Characteristics of the Tropical Forest.—To the naturalist, says the London Spectator, the most marked feature of the great tropical forest south of the equator is the inequality in the balance of Nature between vegetable and animal life. From the forests of Brazil to the forests of the Congo, through the wooded heights of northern Madagascar, to the tangled jungles of the Asiatic Archipelago and the impenetrable woods of New Guinea, the boundless profusion of vegetable growth is unmatched by any similar abundance in animal forms. A few brilliant birds of strange shape and matchless plumage, such as the toucans of Guinea and the Amazon, or the birds of paradise in the Moluccas or the Papuan Archipelago, haunt the loftiest trees, and from time to time fall victims to the blowpipe or arrow of the natives, who hardly dare to penetrate that foodless region, even for such rich spoils, until incantation and sacrifice have propitiated the offended spirits of the woods; but, except the sloth and the giant ant-eater, there is hardly to be found in the tropical regions of the New World a quadruped which can excite the curiosity of the naturalist or form food even for the wildest of mankind. In the corresponding tracts of Africa and the Asiatic Archipelago the rare four-footed animals that live in the solitary forests are for the most part creatures of the night, and do not leave their hiding places till the tropical darkness has fallen on the forest, when they seek their food, not on the surface of the ground, but, imitating the birds, ascend to the upper surface of the ocean of trees, and at the first approach of dawn seek refuge from the hateful day in the dark recesses of some aged and hollow trunk.
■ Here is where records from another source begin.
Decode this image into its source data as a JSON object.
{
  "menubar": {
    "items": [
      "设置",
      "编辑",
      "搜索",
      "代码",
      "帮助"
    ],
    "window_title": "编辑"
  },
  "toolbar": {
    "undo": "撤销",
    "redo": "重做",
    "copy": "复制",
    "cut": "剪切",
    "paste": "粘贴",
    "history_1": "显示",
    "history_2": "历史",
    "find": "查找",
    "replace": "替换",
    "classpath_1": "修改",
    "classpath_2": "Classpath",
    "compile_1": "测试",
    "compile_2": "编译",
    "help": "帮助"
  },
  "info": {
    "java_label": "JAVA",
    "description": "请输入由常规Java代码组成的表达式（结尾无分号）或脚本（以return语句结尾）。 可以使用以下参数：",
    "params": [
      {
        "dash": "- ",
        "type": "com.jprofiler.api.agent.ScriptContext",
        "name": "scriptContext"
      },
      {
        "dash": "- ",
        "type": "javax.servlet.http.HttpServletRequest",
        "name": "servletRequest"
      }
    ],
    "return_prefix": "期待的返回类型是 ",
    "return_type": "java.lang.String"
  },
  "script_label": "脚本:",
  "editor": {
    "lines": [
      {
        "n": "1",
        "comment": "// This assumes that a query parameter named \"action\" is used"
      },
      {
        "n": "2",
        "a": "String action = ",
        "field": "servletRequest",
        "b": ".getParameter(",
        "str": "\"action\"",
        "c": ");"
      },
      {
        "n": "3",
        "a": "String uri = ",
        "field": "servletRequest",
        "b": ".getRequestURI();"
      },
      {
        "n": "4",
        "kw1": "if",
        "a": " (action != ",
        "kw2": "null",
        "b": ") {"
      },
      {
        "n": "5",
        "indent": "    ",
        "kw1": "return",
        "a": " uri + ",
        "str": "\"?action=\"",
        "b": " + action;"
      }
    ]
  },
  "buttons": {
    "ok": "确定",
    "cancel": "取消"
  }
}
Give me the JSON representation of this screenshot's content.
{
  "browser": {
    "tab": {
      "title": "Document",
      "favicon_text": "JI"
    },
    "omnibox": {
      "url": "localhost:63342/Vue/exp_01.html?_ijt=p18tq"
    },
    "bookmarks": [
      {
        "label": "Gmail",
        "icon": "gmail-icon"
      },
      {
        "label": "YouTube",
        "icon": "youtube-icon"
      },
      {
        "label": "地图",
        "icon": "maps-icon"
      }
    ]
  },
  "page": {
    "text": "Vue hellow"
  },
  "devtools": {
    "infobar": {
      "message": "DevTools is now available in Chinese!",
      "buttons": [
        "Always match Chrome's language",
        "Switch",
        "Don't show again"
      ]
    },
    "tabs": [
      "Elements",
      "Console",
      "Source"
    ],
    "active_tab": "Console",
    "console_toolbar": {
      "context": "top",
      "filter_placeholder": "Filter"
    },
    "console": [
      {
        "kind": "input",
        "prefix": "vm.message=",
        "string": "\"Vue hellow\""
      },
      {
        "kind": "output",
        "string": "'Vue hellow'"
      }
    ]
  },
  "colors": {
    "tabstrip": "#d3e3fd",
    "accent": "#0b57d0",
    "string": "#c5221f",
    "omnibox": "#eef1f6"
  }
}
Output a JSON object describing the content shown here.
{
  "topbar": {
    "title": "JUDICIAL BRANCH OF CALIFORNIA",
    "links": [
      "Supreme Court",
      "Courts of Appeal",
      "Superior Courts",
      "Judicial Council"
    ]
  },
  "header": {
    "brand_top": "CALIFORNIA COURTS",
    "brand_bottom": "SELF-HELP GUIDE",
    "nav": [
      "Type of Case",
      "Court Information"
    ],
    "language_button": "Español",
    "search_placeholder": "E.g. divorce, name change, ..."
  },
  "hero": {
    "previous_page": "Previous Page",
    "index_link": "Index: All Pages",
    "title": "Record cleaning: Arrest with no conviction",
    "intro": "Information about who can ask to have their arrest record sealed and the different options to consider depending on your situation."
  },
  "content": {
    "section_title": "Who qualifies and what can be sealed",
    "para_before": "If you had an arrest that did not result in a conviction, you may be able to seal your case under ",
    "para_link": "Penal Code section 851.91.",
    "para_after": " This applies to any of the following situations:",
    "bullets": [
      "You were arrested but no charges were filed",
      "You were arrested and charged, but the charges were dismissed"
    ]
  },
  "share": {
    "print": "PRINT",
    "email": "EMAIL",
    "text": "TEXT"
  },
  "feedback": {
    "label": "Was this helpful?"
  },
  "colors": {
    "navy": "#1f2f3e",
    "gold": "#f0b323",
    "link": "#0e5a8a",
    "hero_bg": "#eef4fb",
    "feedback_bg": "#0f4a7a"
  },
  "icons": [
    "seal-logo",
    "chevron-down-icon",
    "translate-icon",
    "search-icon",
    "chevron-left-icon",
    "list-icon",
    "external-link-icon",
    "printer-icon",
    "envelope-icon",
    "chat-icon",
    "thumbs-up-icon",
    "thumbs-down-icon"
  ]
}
There is nothing like the loris or the lemur in the fauna of temperate Europe. We may rather compare them to a race of arboreal moles, the condition of whose life is darkness and invisibility. But, unlike the moles, the smaller members of these rarely seen tribes are among the most beautiful and interesting creatures of the tropics, though the extreme difficulty of capturing creatures whose whole life is spent on the loftiest forest trees is further increased by the reluctance of the natives to enter the deserted and pathless forests. The beautiful lemurs, most of which are found in Madagascar, are further believed by the Malagasi to embody the spirits of their ancestors; and the weird and plaintive cries with which they fill the groves at night, uttered by creatures whose bodies, as they cling to the branches, are invisible, and whose delicate movements are noiseless, may well have left a doubt on the minds of the first discoverers of the island as to whether these were not in truth the cries and wailings of true lemures, the unquiet ghosts of the departed.


Indian Basket Colors.—No chemist, says the Lewiston (Maine) Journal, has ever produced brighter colors than are made by the Maine Indian basket makers. For the greater part of the material, ash logs are